About this exercise =>
The response should contain every record, reproduced exactly.

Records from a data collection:
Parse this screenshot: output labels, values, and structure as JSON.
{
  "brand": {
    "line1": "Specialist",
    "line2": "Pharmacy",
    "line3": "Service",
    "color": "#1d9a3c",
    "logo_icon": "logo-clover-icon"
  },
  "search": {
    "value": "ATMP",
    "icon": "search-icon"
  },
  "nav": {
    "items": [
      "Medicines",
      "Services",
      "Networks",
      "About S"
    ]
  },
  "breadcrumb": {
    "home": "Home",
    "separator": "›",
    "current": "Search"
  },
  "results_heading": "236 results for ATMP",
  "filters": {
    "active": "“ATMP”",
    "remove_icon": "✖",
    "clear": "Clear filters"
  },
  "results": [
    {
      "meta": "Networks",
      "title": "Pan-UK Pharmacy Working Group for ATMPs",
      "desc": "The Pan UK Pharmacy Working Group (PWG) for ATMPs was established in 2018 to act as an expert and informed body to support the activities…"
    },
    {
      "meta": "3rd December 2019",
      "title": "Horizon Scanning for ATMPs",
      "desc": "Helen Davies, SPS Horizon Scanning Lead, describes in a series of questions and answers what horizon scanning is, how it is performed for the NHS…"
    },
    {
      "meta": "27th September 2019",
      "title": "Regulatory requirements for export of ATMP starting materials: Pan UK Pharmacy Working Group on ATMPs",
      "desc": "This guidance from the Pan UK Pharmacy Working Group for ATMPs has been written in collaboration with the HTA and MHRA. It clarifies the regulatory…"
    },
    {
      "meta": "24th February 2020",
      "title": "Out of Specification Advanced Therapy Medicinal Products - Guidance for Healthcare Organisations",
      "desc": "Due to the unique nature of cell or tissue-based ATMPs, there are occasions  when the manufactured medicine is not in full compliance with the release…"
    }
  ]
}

Exercise solution =>
Parse this screenshot: output labels, values, and structure as JSON.
{
  "brand": {
    "line1": "Specialist",
    "line2": "Pharmacy",
    "line3": "Service",
    "color": "#1d9a3c",
    "logo_icon": "logo-clover-icon"
  },
  "search": {
    "value": "ATMP",
    "icon": "search-icon"
  },
  "nav": {
    "items": [
      "Medicines",
      "Services",
      "Networks",
      "About S"
    ]
  },
  "breadcrumb": {
    "home": "Home",
    "separator": "›",
    "current": "Search"
  },
  "results_heading": "236 results for ATMP",
  "filters": {
    "active": "“ATMP”",
    "remove_icon": "✖",
    "clear": "Clear filters"
  },
  "results": [
    {
      "meta": "Networks",
      "title": "Pan-UK Pharmacy Working Group for ATMPs",
      "desc": "The Pan UK Pharmacy Working Group (PWG) for ATMPs was established in 2018 to act as an expert and informed body to support the activities…"
    },
    {
      "meta": "3rd December 2019",
      "title": "Horizon Scanning for ATMPs",
      "desc": "Helen Davies, SPS Horizon Scanning Lead, describes in a series of questions and answers what horizon scanning is, how it is performed for the NHS…"
    },
    {
      "meta": "27th September 2019",
      "title": "Regulatory requirements for export of ATMP starting materials: Pan UK Pharmacy Working Group on ATMPs",
      "desc": "This guidance from the Pan UK Pharmacy Working Group for ATMPs has been written in collaboration with the HTA and MHRA. It clarifies the regulatory…"
    },
    {
      "meta": "24th February 2020",
      "title": "Out of Specification Advanced Therapy Medicinal Products - Guidance for Healthcare Organisations",
      "desc": "Due to the unique nature of cell or tissue-based ATMPs, there are occasions  when the manufactured medicine is not in full compliance with the release…"
    }
  ]
}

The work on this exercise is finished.